Still, little is known about what sparked Williams’ double life and turned him into a predator so late in life.

For most of his life, Williams “was able to control himself and contain himself, but there was a fuse burning,” Appleby said Tuesday.

“I don’t think there was an external catalyst that suddenly turned him into a killer. I think it was an internal decision that he made that he was going to go up the ladder,” he said.

“I think the good side of Russell Williams — and there was a good side — was really quite genuine,” rather than a front meant to dupe those around him, he said.

“It’s just that the dark side, the evil side, though that’s a word I try very hard not to use … became much more powerful than that.”

The book argues that Williams’ sense of shame, strong emotions and close personal attachments set him apart from most serial killers.

Investigators and justice officials quickly realized Williams cared about his wife, the military and his cats — emotions that break with the traditional profile of a sociopath, the book reads.

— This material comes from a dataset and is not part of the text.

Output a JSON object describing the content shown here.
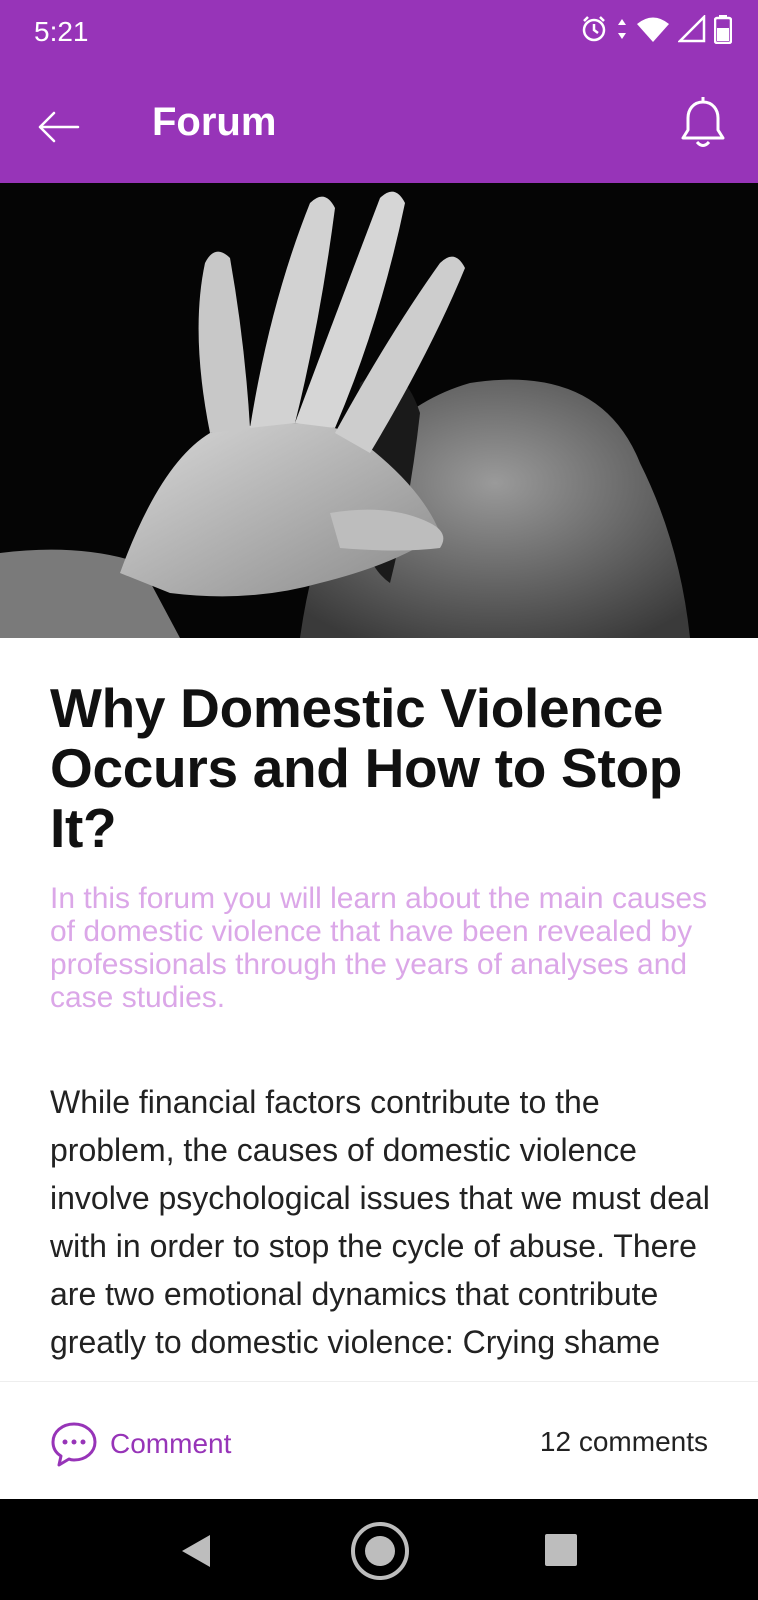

What’s more, “Williams knew that what he had done was wickedly wrong, and he knew so while he was doing it. And it was the fact that he did so anyway that made him so immensely dangerous.”

Though Williams isn’t officially considered a serial killer — the term applies to those who kill at least three people — justice officials are convinced he would have continued killing if given the chance, according to the book.

Williams is currently serving a life sentence in Kingston Penitentiary with no possibility of parole for 25 years.

The Canadian Forces stripped him of his rank of colonel after his conviction and burned his uniform — a move that some military veterans say is unprecedented.